- _What this task involves_: Locate every line in the records below that contains the word "JSON", and copy each one.

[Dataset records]

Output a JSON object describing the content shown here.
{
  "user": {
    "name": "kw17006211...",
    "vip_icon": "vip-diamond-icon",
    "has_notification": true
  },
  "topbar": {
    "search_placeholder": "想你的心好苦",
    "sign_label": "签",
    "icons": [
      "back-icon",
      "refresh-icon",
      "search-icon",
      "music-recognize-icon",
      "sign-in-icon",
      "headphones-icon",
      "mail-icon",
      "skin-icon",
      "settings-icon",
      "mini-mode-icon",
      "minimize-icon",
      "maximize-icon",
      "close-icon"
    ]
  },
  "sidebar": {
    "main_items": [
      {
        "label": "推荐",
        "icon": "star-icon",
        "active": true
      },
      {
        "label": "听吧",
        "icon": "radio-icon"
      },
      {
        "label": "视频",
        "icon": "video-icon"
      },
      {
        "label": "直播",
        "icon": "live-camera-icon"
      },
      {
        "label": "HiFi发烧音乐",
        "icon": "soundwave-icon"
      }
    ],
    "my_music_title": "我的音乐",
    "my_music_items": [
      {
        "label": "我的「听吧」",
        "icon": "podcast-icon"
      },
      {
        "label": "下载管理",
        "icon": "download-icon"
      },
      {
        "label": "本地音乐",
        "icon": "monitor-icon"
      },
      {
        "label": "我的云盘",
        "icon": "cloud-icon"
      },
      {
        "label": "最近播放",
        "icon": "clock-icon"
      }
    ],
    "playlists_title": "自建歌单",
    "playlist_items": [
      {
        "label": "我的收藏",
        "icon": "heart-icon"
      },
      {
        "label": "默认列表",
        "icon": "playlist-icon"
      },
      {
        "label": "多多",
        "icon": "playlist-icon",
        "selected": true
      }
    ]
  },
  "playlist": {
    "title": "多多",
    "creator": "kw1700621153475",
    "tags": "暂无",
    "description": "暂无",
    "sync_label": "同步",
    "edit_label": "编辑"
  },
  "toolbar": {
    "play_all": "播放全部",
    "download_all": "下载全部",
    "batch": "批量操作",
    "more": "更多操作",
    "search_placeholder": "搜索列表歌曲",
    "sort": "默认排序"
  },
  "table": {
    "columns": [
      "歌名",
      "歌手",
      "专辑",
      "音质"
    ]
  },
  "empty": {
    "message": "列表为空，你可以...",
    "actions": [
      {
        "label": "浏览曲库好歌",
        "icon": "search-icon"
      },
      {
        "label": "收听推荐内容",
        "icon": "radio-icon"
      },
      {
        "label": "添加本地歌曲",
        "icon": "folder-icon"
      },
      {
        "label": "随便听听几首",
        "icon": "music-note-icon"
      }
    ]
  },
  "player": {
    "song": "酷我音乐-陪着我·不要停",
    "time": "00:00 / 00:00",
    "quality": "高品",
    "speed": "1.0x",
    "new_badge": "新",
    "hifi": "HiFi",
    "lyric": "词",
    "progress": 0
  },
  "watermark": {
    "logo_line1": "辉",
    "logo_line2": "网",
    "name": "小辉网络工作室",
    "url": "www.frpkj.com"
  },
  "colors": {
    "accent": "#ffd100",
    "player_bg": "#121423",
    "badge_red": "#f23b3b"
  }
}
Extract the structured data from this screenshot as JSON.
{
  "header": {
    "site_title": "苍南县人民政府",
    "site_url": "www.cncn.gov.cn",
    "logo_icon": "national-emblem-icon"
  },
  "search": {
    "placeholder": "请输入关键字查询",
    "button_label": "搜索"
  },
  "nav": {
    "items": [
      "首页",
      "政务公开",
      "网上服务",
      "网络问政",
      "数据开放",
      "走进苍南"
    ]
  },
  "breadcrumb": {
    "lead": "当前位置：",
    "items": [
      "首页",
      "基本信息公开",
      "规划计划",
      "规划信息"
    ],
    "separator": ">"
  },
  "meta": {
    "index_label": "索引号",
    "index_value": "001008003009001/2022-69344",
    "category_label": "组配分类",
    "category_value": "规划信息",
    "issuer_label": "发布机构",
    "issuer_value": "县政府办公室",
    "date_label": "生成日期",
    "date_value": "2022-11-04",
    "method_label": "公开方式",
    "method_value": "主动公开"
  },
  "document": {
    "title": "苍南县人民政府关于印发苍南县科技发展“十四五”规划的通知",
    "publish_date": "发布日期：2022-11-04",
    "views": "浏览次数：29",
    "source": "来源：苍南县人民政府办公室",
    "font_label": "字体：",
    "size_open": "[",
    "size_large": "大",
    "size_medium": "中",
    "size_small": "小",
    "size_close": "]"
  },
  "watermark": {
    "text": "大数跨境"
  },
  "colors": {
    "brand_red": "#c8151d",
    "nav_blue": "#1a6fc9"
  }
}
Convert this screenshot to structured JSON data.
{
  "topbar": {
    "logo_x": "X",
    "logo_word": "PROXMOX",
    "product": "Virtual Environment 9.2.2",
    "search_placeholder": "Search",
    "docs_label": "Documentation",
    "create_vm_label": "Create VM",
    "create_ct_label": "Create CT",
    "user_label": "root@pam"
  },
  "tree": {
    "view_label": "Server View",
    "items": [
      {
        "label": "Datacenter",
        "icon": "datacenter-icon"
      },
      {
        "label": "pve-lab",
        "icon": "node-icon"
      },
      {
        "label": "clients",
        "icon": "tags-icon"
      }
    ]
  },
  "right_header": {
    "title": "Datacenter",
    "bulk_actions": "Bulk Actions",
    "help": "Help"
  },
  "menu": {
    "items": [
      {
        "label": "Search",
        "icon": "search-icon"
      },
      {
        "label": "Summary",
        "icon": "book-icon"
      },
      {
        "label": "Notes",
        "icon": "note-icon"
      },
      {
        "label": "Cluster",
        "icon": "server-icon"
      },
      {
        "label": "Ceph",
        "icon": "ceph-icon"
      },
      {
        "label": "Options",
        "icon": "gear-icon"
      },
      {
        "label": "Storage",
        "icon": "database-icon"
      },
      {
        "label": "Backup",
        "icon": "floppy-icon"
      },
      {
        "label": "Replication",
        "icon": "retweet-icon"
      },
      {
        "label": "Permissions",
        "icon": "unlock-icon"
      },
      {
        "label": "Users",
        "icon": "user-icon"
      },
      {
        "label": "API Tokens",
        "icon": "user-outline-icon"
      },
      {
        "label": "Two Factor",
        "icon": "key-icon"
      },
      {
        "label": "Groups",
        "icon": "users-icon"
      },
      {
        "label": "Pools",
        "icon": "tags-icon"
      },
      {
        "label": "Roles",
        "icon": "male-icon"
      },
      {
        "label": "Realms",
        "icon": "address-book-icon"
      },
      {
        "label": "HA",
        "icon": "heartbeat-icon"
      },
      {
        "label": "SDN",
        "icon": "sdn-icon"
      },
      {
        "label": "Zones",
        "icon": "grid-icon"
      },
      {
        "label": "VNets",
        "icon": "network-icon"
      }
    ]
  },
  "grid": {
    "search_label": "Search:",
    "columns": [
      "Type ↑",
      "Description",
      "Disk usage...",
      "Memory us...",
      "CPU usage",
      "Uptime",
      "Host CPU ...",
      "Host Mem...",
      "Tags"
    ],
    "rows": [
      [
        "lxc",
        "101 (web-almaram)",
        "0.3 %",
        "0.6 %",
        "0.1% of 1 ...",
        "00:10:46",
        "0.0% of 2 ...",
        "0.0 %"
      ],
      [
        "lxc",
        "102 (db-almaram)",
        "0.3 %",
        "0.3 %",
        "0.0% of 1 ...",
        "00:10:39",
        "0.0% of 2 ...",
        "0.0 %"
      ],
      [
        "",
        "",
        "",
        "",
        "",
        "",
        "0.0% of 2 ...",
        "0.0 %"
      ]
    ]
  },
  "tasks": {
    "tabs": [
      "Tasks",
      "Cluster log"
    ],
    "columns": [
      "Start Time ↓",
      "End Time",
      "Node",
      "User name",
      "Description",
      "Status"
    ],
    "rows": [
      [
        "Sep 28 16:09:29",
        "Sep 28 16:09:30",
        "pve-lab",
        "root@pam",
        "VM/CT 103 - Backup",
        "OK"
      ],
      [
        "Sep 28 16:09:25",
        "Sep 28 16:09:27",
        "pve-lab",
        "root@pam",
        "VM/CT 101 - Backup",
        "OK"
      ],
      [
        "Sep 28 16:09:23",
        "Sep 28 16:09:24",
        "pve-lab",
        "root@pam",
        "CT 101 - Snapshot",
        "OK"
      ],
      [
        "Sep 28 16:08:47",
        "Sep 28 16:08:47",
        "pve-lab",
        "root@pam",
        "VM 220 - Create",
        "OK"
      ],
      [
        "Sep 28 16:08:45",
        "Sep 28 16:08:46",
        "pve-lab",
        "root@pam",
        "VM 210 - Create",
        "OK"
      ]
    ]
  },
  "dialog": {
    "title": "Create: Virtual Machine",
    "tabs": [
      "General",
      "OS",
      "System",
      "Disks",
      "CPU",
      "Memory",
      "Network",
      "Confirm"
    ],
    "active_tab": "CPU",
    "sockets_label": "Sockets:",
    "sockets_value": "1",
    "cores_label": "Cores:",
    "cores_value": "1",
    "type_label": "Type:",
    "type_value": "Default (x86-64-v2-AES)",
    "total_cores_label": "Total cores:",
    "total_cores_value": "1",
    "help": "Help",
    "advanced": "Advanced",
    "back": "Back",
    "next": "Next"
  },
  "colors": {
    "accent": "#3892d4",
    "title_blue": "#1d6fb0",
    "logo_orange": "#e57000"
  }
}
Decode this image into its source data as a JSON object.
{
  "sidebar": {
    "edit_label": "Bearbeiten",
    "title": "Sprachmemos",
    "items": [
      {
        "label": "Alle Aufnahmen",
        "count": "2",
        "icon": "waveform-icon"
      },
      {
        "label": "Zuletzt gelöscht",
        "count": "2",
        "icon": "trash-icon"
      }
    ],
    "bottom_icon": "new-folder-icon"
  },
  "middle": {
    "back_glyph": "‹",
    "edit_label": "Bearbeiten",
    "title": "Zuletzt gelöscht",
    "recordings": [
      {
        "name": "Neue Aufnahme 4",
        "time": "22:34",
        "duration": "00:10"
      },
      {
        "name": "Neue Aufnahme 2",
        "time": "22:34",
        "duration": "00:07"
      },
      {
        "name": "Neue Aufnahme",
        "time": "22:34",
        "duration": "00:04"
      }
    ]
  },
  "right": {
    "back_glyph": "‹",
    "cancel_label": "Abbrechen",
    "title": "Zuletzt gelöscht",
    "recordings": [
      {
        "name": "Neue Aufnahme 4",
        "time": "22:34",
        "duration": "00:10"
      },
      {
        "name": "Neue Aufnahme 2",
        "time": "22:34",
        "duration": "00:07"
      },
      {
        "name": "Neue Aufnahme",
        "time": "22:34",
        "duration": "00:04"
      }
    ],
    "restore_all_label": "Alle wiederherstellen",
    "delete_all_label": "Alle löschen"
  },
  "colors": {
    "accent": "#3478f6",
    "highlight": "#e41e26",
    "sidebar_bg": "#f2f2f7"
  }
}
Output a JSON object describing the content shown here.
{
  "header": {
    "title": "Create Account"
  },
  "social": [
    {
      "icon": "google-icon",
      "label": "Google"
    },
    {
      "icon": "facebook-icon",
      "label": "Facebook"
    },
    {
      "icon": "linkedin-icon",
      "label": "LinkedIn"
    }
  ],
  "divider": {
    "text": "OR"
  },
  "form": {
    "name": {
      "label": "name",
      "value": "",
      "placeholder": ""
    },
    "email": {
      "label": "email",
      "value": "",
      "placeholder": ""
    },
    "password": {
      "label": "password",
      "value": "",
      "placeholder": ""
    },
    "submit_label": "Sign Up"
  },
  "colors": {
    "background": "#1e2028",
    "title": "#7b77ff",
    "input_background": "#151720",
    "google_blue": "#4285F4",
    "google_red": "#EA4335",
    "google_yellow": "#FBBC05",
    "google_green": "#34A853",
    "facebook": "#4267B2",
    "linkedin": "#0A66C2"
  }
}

- _Task result_:
Output a JSON object describing the content shown here.
Extract the structured data from this screenshot as JSON.
Convert this screenshot to structured JSON data.
Decode this image into its source data as a JSON object.
Output a JSON object describing the content shown here.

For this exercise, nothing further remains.